▶ AIM OF THE EXERCISE
Wherever the word "this" appears in a line of the data, that line should be copied.

-------- SUPPLIED DATA --------

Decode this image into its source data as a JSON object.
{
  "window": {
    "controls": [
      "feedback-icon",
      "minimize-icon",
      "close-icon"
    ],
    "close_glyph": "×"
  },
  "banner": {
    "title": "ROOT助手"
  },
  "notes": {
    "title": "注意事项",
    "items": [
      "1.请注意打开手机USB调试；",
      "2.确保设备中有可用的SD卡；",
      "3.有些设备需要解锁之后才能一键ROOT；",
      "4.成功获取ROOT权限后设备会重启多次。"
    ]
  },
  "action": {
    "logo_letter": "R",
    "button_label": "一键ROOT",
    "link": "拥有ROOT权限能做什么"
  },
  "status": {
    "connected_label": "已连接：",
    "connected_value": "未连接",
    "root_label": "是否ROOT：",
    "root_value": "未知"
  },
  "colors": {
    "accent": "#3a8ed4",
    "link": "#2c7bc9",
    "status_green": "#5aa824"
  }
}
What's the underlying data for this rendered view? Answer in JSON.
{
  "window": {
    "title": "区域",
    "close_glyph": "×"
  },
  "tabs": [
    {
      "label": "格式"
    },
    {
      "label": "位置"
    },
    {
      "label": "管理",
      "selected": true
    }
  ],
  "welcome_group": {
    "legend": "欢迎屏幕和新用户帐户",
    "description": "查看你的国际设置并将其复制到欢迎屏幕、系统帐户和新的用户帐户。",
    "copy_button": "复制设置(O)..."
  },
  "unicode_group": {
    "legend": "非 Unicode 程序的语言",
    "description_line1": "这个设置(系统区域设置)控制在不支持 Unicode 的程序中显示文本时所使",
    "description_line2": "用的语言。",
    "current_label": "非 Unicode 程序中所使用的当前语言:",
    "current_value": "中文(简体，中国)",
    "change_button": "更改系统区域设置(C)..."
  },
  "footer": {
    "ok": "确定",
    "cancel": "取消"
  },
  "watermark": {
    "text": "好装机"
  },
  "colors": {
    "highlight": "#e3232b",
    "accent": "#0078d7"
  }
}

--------
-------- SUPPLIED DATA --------

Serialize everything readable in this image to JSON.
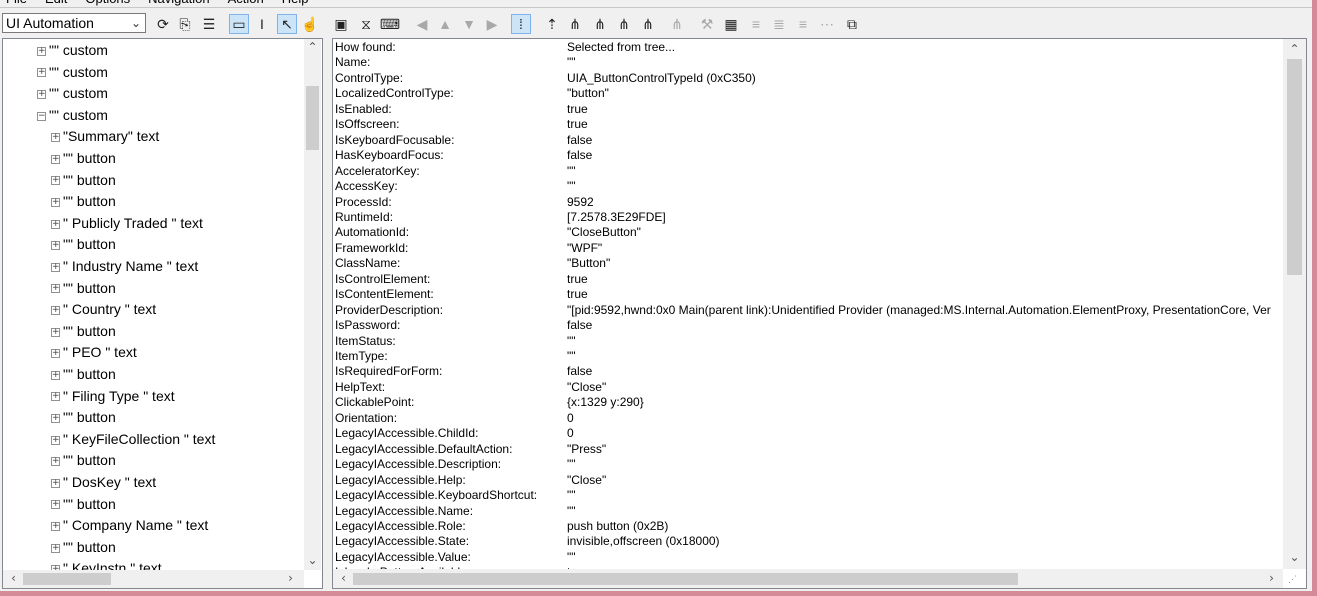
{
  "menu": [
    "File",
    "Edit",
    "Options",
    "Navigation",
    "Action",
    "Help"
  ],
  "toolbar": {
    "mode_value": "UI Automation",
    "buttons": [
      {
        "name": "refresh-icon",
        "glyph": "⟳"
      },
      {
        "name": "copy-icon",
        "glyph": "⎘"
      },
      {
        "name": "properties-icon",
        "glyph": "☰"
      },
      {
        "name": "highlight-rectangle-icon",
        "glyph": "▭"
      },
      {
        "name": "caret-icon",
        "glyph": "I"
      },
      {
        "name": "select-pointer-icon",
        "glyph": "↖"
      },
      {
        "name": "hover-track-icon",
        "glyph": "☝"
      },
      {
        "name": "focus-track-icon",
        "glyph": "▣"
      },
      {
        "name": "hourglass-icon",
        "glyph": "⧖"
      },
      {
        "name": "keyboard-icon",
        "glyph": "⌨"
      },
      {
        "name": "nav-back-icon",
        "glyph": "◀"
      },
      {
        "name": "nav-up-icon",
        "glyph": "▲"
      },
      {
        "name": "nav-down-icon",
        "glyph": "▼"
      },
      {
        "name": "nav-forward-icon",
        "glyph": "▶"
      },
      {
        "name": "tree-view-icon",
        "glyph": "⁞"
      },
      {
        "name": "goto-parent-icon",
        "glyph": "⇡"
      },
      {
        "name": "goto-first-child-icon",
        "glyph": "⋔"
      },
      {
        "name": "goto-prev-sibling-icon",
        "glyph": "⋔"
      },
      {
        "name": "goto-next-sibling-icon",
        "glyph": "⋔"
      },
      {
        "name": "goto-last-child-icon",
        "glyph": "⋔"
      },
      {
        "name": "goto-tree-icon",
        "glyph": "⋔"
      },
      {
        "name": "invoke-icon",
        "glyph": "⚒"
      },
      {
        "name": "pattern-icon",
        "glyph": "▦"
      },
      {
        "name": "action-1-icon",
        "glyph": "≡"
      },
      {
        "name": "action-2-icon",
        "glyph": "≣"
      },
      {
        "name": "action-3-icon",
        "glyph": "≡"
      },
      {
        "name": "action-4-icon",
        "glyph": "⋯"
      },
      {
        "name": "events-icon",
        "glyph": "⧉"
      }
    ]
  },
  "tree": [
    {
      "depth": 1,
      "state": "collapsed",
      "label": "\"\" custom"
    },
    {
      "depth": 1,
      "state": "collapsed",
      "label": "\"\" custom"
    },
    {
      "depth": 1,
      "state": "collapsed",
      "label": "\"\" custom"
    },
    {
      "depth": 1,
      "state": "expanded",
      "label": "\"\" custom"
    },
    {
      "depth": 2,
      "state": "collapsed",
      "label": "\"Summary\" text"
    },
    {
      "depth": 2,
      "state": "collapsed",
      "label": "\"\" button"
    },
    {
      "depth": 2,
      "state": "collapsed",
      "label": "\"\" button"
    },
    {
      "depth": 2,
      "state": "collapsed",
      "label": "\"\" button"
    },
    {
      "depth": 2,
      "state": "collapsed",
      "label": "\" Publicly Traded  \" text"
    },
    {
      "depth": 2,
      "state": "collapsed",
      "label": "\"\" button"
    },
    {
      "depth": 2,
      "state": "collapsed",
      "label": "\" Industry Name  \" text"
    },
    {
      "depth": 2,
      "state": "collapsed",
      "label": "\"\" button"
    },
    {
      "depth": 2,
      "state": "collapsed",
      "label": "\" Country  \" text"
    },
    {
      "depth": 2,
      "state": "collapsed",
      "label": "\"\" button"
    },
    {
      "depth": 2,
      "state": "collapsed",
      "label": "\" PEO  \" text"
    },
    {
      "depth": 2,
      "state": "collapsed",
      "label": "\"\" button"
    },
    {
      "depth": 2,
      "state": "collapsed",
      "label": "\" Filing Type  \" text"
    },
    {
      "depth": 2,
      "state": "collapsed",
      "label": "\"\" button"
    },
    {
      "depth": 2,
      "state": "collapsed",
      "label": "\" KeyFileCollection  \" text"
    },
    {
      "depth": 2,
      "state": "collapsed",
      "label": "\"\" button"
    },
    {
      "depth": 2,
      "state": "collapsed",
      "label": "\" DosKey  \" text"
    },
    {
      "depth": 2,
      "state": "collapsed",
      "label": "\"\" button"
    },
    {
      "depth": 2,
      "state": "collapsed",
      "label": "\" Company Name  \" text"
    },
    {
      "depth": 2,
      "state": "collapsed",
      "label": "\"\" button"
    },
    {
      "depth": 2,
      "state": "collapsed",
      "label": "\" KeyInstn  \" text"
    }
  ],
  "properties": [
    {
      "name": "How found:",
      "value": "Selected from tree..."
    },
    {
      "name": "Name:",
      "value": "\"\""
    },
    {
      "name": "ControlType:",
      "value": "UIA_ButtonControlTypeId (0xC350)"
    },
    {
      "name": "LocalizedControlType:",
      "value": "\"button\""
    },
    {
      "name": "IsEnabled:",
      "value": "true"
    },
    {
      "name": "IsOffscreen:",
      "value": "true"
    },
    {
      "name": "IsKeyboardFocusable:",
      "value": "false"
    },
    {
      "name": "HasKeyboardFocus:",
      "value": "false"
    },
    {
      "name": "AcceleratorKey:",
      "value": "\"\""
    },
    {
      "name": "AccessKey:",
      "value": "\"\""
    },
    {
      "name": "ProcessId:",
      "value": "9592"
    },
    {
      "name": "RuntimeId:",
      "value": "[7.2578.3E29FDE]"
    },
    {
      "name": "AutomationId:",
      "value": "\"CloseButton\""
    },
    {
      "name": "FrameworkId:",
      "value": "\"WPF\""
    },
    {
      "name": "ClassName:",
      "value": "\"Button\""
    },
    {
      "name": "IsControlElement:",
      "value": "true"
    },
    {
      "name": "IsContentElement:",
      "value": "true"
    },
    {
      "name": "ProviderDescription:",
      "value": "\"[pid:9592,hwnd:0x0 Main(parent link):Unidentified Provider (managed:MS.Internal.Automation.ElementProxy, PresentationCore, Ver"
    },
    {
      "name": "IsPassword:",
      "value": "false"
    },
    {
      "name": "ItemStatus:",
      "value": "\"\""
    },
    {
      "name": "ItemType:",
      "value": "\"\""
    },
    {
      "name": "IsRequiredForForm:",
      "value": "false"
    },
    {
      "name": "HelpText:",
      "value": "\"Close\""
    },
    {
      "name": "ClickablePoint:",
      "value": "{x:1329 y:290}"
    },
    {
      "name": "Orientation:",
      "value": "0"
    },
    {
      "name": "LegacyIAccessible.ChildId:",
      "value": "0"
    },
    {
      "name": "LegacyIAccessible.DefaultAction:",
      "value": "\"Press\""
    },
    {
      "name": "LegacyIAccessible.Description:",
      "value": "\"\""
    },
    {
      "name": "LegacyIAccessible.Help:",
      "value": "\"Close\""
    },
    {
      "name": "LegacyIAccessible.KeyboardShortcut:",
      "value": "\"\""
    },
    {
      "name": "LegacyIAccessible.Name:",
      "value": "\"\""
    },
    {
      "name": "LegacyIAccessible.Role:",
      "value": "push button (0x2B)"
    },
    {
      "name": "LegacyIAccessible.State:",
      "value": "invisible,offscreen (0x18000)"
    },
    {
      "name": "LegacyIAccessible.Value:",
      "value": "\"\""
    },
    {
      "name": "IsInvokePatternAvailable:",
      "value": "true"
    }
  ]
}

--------

▶ THE COMPLETED TASK
Decode this image into its source data as a JSON object.
What's the underlying data for this rendered view? Answer in JSON.
Serialize everything readable in this image to JSON.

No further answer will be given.